Therapy, says WebMD, is not an option for recovering from a substance abuse problem; it’s a necessity. It is where clients learn how they can repair their lives following the devastation of Suboxone addiction, learning what keys unlocked the issues in their lives that led them to abusing Suboxone, and understanding how they can function and thrive in daily life without the need for drugs.
A good treatment center will give clients an environment where their bodies and minds can be rehabilitated in tranquility and safety.
When clients are ready, they can be released from treatment, but it is necessary that they touch base with a 12-Step group or an aftercare support program, like an alumni treatment program. Such networks will assist clients in maintaining the concepts and protocols of treatment in the grind and stress of everyday life. The challenge of maintaining abstinence in the face of the real world can be overwhelming for those who once gave in to Suboxone cravings. Learning how to say no, how to recognize the triggers of relapse, and how to pick themselves up again in the event of a relapse make the difference between continued recovery and starting from scratch. For that reason, aftercare groups are vital parts of the treatment paradigm.
Suboxone is one of the most abused prescription drugs in the world, says the National Pain Report ; and in the words of the Courier Journal, it is indeed a cruel irony that a miracle drug to treat opioid abuse can become a source of opioid abuse itself.
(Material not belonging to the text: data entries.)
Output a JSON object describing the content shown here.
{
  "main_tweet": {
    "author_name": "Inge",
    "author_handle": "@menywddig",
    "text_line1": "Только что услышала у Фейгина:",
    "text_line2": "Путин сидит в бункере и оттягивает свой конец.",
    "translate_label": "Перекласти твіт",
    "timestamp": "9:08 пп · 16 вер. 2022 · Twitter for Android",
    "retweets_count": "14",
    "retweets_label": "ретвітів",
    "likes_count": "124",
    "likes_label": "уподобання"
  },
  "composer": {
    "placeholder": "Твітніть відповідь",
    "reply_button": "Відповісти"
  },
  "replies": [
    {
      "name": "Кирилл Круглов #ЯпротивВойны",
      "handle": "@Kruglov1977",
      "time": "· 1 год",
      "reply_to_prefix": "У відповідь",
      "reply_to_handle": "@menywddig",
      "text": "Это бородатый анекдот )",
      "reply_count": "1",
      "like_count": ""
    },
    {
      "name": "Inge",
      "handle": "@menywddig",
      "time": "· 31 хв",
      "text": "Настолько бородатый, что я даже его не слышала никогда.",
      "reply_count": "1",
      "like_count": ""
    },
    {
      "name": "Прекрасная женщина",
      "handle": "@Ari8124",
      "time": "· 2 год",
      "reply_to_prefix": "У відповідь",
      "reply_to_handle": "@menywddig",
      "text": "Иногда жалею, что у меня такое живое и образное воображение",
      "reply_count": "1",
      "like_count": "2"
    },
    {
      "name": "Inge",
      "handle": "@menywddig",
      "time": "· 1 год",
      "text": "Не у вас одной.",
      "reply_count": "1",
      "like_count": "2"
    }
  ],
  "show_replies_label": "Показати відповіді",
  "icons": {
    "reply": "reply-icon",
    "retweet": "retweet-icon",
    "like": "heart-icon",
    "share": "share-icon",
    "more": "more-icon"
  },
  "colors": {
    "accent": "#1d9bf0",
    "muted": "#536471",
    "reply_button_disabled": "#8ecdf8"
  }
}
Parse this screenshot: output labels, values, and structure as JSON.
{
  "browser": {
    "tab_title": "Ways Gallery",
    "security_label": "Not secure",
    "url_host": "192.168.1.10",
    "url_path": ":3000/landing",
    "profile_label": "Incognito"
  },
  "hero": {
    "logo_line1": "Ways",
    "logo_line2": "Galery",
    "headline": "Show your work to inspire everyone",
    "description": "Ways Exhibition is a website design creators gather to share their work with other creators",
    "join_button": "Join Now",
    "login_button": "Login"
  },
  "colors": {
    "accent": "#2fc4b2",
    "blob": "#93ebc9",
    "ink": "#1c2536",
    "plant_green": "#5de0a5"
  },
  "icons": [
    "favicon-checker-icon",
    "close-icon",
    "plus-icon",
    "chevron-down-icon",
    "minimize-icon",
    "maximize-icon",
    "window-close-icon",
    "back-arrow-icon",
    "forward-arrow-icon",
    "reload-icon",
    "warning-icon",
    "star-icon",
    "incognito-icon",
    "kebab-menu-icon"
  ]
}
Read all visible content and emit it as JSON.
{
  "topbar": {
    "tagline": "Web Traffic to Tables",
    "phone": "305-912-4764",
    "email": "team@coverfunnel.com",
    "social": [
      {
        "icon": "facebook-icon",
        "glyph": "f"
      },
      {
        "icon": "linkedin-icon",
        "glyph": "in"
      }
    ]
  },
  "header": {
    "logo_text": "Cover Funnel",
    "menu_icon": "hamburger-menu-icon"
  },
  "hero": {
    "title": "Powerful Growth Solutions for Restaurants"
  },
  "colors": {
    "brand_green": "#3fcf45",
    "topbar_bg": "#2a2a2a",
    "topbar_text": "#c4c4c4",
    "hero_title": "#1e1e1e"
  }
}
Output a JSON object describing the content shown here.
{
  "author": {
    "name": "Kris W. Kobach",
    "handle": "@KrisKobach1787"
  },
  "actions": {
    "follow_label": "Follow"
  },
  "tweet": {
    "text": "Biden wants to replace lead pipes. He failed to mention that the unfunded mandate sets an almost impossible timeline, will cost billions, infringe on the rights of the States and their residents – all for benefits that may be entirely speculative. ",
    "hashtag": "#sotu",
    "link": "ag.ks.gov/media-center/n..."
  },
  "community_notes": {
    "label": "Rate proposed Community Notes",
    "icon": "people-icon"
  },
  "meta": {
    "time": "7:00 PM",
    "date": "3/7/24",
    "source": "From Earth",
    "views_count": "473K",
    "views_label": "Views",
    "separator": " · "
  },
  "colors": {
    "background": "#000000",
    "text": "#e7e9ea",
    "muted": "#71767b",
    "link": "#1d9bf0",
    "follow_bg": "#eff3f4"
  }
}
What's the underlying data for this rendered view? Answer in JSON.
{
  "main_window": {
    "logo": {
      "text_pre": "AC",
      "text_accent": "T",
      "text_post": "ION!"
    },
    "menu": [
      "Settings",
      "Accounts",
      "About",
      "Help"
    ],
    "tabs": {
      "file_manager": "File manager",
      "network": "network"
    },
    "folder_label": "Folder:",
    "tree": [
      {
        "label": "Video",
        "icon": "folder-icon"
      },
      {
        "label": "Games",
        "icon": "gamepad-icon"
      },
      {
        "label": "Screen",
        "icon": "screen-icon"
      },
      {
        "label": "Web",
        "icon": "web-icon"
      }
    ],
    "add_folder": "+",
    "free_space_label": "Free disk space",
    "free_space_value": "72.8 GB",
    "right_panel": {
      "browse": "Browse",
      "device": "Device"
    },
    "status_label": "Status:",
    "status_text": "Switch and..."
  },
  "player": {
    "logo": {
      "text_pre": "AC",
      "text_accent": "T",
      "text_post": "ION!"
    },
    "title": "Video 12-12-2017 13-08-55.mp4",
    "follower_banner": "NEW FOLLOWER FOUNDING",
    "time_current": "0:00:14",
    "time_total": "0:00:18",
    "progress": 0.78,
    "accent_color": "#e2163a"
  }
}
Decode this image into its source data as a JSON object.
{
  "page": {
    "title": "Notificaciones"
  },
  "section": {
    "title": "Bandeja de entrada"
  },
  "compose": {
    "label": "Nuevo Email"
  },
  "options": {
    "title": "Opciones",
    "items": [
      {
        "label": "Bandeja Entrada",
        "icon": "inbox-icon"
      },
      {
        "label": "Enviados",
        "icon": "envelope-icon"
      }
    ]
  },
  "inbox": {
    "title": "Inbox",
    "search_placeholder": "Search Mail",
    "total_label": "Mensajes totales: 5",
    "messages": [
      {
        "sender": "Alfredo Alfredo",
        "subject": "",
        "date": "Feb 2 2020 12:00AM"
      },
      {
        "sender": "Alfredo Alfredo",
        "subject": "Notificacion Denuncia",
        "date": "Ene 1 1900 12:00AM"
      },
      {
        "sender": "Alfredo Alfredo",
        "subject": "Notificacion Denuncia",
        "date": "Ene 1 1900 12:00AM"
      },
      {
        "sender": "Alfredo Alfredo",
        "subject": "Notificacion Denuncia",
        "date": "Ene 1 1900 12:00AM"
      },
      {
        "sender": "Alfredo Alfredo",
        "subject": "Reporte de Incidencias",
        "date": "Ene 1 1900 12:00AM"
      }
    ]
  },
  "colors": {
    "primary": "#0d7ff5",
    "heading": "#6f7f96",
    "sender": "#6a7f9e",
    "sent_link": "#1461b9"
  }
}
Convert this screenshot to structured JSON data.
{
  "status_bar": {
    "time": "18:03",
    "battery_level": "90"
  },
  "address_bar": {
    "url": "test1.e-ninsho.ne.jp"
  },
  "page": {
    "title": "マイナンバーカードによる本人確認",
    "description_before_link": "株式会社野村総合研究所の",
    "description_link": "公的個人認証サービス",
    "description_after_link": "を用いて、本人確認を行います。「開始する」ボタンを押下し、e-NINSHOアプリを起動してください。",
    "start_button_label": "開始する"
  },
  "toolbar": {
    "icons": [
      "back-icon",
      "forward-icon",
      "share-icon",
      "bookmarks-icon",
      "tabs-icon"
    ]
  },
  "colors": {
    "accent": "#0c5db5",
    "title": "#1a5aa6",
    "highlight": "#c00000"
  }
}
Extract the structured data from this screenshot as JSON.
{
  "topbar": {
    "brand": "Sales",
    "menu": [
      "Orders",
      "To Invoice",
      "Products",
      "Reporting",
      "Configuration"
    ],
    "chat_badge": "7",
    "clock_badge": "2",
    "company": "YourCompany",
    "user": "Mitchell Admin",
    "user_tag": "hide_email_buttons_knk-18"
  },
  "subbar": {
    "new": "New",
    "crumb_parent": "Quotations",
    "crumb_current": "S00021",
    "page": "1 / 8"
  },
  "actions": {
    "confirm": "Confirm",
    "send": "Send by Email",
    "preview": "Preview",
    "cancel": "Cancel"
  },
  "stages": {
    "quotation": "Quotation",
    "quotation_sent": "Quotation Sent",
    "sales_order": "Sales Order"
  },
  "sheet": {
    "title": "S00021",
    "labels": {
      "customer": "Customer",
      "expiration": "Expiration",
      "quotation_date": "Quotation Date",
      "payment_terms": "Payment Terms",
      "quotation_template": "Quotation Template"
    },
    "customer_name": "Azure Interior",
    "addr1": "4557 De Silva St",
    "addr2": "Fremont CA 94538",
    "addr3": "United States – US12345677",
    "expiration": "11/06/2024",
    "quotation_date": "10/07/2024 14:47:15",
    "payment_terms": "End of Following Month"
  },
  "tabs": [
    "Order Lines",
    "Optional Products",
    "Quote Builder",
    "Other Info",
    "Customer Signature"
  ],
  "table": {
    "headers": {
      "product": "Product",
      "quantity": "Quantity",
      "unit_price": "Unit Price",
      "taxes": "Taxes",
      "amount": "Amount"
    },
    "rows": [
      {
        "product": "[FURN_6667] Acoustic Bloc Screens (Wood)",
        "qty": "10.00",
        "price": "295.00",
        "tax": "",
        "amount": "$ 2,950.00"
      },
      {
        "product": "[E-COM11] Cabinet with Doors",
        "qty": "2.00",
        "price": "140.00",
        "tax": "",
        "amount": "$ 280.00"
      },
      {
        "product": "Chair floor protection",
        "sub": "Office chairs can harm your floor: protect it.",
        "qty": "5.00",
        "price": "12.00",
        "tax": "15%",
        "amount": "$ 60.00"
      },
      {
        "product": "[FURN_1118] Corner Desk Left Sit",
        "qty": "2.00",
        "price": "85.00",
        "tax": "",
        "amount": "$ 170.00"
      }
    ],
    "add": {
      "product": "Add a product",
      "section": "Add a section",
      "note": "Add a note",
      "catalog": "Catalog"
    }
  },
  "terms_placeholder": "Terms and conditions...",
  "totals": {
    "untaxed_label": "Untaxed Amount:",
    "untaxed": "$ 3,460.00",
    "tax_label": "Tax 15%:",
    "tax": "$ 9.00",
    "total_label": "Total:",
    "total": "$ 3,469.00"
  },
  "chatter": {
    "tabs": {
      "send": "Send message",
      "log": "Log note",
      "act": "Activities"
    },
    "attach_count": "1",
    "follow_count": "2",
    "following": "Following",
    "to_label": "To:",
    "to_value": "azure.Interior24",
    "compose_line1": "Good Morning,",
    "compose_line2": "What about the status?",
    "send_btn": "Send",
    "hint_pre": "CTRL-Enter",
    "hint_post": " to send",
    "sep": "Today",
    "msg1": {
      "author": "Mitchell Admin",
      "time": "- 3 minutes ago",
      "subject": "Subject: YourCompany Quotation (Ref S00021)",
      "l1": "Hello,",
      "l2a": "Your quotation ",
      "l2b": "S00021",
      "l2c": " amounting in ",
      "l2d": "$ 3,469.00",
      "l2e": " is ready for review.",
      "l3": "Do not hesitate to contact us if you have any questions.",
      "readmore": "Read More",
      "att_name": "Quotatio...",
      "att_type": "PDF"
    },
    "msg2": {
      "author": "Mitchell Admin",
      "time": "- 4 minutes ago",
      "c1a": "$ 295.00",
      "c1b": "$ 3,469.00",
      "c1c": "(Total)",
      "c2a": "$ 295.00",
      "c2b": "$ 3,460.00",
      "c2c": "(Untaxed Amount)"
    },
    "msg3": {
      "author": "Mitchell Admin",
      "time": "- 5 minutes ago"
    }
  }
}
People who have developed an addiction to Suboxone have recovered; they have improved their lives; and they have walked away from treatment healthy, optimistic, and hopeful.